KFAED commenced its activities in Sri Lanka in 1975, by funding a urea fertilizer project, with a loan valued at USD 23,2 million, while the latest agreement was signed in 2011, to fund the development of South Eastern University of Sri Lanka.
The students also enjoyed witnessing schools' musical bands, playing national music and touring the streets, as the country celebrates its 44th independence anniversary, which took place on February 4.
They also visited the Royal Botanical Garden, Peradeniya, which is situated about 5.5 km to the west from the city of Kandy in the Central Province of Sri Lanka.
The park, which attracts two million vistors annually, is renowned for its collection of a variety of orchids.

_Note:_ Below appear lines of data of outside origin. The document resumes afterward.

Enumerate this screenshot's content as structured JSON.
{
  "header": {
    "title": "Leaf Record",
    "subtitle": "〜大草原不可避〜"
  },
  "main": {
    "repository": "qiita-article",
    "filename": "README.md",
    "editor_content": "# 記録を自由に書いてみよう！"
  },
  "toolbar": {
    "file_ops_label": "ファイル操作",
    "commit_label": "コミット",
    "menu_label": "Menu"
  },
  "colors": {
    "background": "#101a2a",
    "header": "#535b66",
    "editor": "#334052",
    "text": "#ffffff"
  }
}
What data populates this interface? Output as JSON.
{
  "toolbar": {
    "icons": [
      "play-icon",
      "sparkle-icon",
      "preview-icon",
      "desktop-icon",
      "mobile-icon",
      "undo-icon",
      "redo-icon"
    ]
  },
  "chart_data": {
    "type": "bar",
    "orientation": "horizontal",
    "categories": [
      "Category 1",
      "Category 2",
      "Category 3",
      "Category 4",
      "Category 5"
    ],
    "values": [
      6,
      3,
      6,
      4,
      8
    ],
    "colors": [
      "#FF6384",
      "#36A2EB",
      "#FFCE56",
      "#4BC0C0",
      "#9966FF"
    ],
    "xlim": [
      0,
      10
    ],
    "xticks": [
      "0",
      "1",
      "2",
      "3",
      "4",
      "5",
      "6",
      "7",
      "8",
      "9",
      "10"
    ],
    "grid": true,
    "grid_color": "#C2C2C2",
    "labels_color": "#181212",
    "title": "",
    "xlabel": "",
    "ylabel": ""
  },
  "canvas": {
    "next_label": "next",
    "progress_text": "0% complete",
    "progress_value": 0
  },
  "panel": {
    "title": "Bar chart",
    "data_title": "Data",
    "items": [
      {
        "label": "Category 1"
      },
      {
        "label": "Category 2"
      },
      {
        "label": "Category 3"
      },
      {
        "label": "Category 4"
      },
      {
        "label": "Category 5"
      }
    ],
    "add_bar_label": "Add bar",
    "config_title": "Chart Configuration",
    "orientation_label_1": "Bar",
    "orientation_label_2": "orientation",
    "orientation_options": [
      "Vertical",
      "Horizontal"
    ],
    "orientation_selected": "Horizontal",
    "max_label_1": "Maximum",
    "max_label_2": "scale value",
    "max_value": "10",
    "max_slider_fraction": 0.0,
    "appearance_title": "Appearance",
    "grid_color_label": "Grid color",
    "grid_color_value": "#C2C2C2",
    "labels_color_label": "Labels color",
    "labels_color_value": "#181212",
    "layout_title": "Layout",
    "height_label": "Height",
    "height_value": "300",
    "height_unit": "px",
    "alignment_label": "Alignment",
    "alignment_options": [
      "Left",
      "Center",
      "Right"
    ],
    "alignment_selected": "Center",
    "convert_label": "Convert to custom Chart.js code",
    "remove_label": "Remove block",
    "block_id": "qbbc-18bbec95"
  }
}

It includes more than 4,000 species of plants, including orchids, spices, medicinal plants and palm trees.
This garden is also considered as a nature reserve, where a number of animals, including birds, bats, and monkeys are inhibiting the place.
The Kuwaiti students later visited a gemstone factory in which gemstones are being mined and processed, locally, and are later to be sold in markets inside the country and abroad.
Gemstones are sold in Kandy with prices less than other countries as all the needed stages they goes through are done locally.
The students have also attended a theatrical show, performed by one of local bands depicting the folklore of Sri Lanka by playing music and dancing, wearing customs presenting the heritage of the country.
The show witnessed a very high turnout by locals and tourists, besides the KFAED trip group. (end) aas.lb KUNA 051052 Feb 14NNNN